Extracted data entries:
****

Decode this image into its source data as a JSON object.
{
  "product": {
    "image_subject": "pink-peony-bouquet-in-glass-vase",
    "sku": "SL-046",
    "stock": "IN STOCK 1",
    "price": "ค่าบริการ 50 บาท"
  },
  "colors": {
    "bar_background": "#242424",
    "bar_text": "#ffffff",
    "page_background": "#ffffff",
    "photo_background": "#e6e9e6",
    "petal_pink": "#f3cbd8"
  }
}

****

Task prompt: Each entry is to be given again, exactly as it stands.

Response:
Decode this image into its source data as a JSON object.
{
  "product": {
    "image_subject": "pink-peony-bouquet-in-glass-vase",
    "sku": "SL-046",
    "stock": "IN STOCK 1",
    "price": "ค่าบริการ 50 บาท"
  },
  "colors": {
    "bar_background": "#242424",
    "bar_text": "#ffffff",
    "page_background": "#ffffff",
    "photo_background": "#e6e9e6",
    "petal_pink": "#f3cbd8"
  }
}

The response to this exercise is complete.